### WHAT IS NEEDED
Copy out all the lines in the records that include the word "icon".

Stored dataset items
=== Begin Enclosure ===

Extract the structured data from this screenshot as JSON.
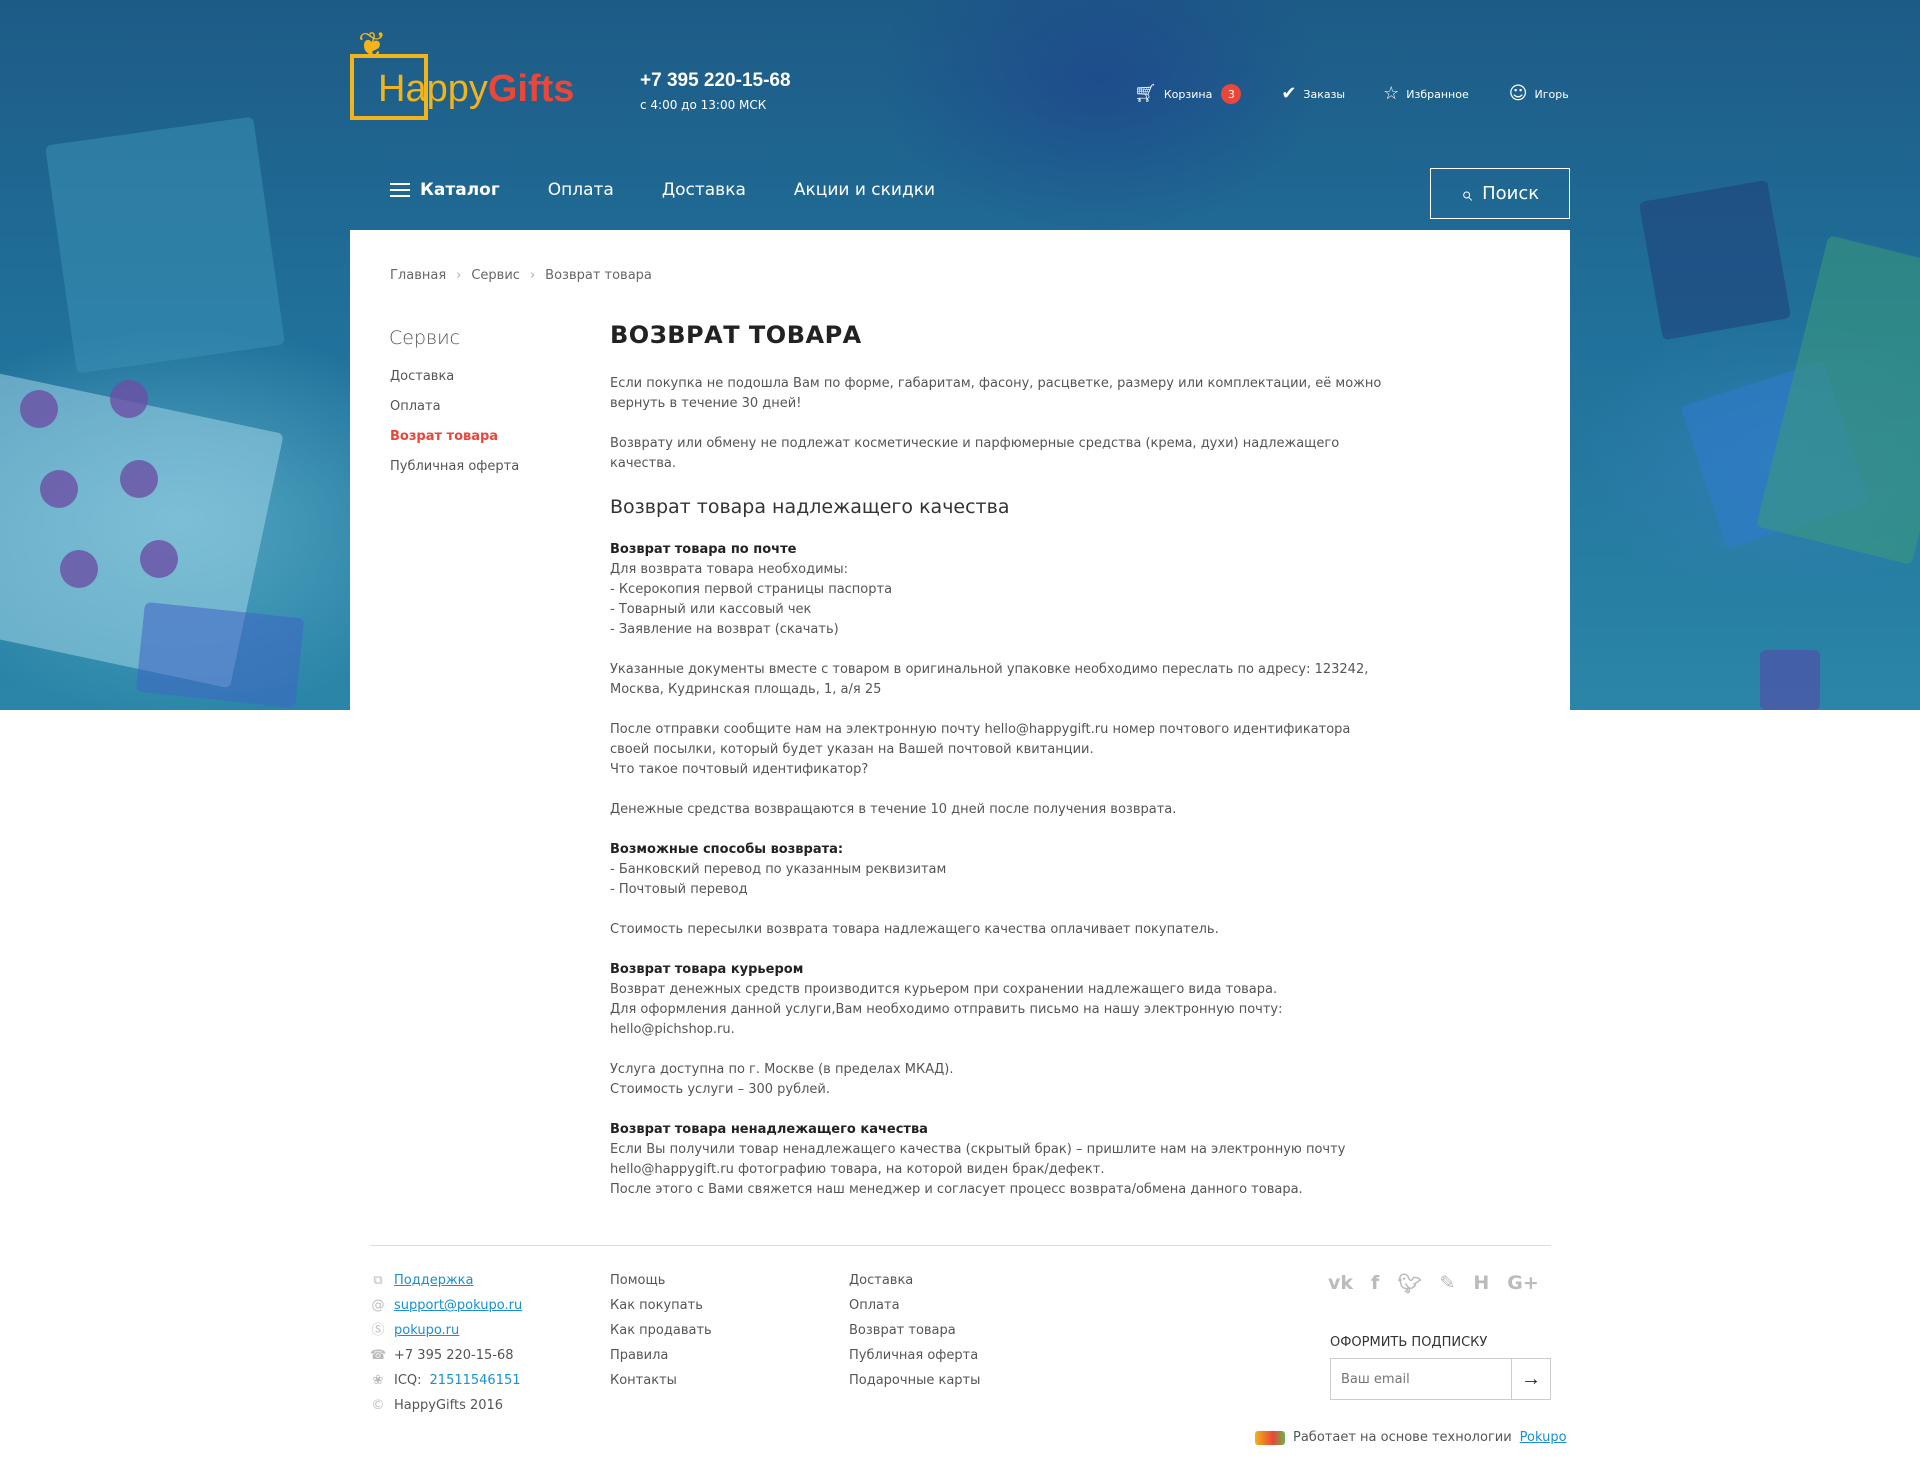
{
  "header": {
    "logo_happy": "Happy",
    "logo_gifts": "Gifts",
    "phone": "+7 395 220-15-68",
    "hours": "с 4:00 до 13:00 МСК",
    "cart_label": "Корзина",
    "cart_count": "3",
    "orders_label": "Заказы",
    "favorites_label": "Избранное",
    "user_label": "Игорь"
  },
  "nav": {
    "catalog": "Каталог",
    "payment": "Оплата",
    "delivery": "Доставка",
    "promo": "Акции и скидки",
    "search": "Поиск"
  },
  "breadcrumb": [
    "Главная",
    "Сервис",
    "Возврат товара"
  ],
  "sidebar": {
    "title": "Сервис",
    "items": [
      {
        "label": "Доставка"
      },
      {
        "label": "Оплата"
      },
      {
        "label": "Возрат товара"
      },
      {
        "label": "Публичная оферта"
      }
    ]
  },
  "content": {
    "title": "ВОЗВРАТ ТОВАРА",
    "p1": "Если покупка не подошла Вам по форме, габаритам, фасону, расцветке, размеру или комплектации, её можно вернуть в течение 30 дней!",
    "p2": "Возврату или обмену не подлежат косметические и парфюмерные средства (крема, духи) надлежащего качества.",
    "h2": "Возврат товара надлежащего качества",
    "mail_title": "Возврат товара по почте",
    "mail_l1": "Для возврата товара необходимы:",
    "mail_l2": "- Ксерокопия первой страницы паспорта",
    "mail_l3": "- Товарный или кассовый чек",
    "mail_l4": "- Заявление на возврат (скачать)",
    "p3": "Указанные документы вместе с товаром в оригинальной упаковке необходимо переслать по адресу: 123242, Москва, Кудринская площадь, 1, а/я 25",
    "p4a": "После отправки сообщите нам на электронную почту hello@happygift.ru номер почтового идентификатора своей посылки, который будет указан на Вашей почтовой квитанции.",
    "p4b": "Что такое почтовый идентификатор?",
    "p5": "Денежные средства возвращаются в течение 10 дней после получения возврата.",
    "ways_title": "Возможные способы возврата:",
    "ways_l1": "- Банковский перевод по указанным реквизитам",
    "ways_l2": "- Почтовый перевод",
    "p6": "Стоимость пересылки возврата товара надлежащего качества оплачивает покупатель.",
    "courier_title": "Возврат товара курьером",
    "courier_l1": "Возврат денежных средств производится курьером при сохранении надлежащего вида товара.",
    "courier_l2": "Для оформления данной услуги,Вам необходимо отправить письмо на нашу электронную почту: hello@pichshop.ru.",
    "p7a": "Услуга доступна по г. Москве (в пределах МКАД).",
    "p7b": "Стоимость услуги – 300 рублей.",
    "bad_title": "Возврат товара ненадлежащего качества",
    "bad_l1": "Если Вы получили товар ненадлежащего качества (скрытый брак) – пришлите нам на электронную почту hello@happygift.ru фотографию товара, на которой виден брак/дефект.",
    "bad_l2": "После этого с Вами свяжется наш менеджер и согласует процесс возврата/обмена данного товара."
  },
  "footer": {
    "contacts": {
      "support": "Поддержка",
      "email": "support@pokupo.ru",
      "skype": "pokupo.ru",
      "phone": "+7 395 220-15-68",
      "icq_label": "ICQ:",
      "icq_value": "21511546151",
      "copyright": "HappyGifts 2016"
    },
    "col2": [
      "Помощь",
      "Как покупать",
      "Как продавать",
      "Правила",
      "Контакты"
    ],
    "col3": [
      "Доставка",
      "Оплата",
      "Возврат товара",
      "Публичная оферта",
      "Подарочные карты"
    ],
    "socials": [
      "vk-icon",
      "facebook-icon",
      "twitter-icon",
      "livejournal-icon",
      "habr-icon",
      "google-plus-icon"
    ],
    "subscribe_title": "ОФОРМИТЬ ПОДПИСКУ",
    "subscribe_placeholder": "Ваш email",
    "powered_text": "Работает на основе технологии",
    "powered_link": "Pokupo"
  }
}
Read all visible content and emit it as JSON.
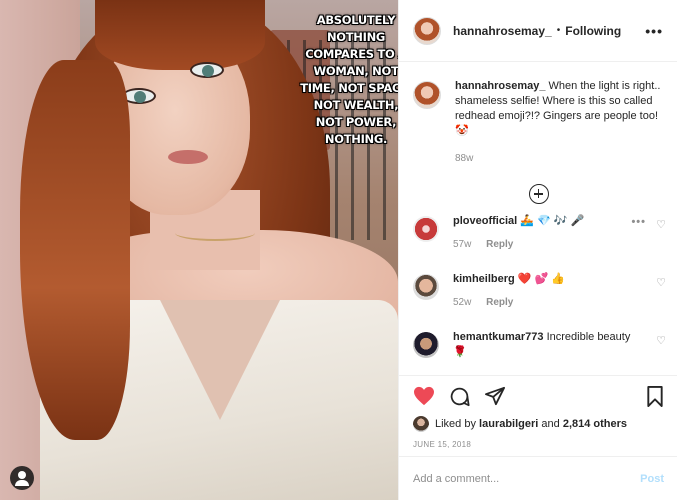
{
  "post": {
    "caption_overlay": "ABSOLUTELY NOTHING COMPARES TO A WOMAN, NOT TIME, NOT SPACE, NOT WEALTH, NOT POWER, NOTHING."
  },
  "header": {
    "username": "hannahrosemay_",
    "separator": "•",
    "follow_status": "Following",
    "more_icon": "more-horizontal-icon",
    "more_glyph": "•••"
  },
  "caption": {
    "username": "hannahrosemay_",
    "text": "When the light is right.. shameless selfie! Where is this so called redhead emoji?!? Gingers are people too! 🤡",
    "time": "88w"
  },
  "comments": [
    {
      "username": "plovеofficial",
      "text": "🚣 💎 🎶 🎤",
      "time": "57w",
      "reply": "Reply"
    },
    {
      "username": "kimheilberg",
      "text": "❤️ 💕 👍",
      "time": "52w",
      "reply": "Reply"
    },
    {
      "username": "hemantkumar773",
      "text": "Incredible beauty 🌹",
      "time": "",
      "reply": ""
    }
  ],
  "actions": {
    "like_icon": "heart-filled-icon",
    "comment_icon": "comment-icon",
    "share_icon": "share-icon",
    "save_icon": "bookmark-icon",
    "liked_by_prefix": "Liked by",
    "liked_by_user": "laurabilgeri",
    "liked_by_and": "and",
    "liked_by_count": "2,814 others",
    "date": "JUNE 15, 2018"
  },
  "add_comment": {
    "placeholder": "Add a comment...",
    "post_label": "Post"
  },
  "colors": {
    "like_red": "#ed4956",
    "post_disabled": "#b2dffc",
    "muted": "#8e8e8e"
  }
}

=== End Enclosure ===

### TASK RESULT
      "vk-icon",
      "facebook-icon",
      "twitter-icon",
      "livejournal-icon",
      "habr-icon",
      "google-plus-icon"
    "more_icon": "more-horizontal-icon",
    "like_icon": "heart-filled-icon",
    "comment_icon": "comment-icon",
    "share_icon": "share-icon",
    "save_icon": "bookmark-icon",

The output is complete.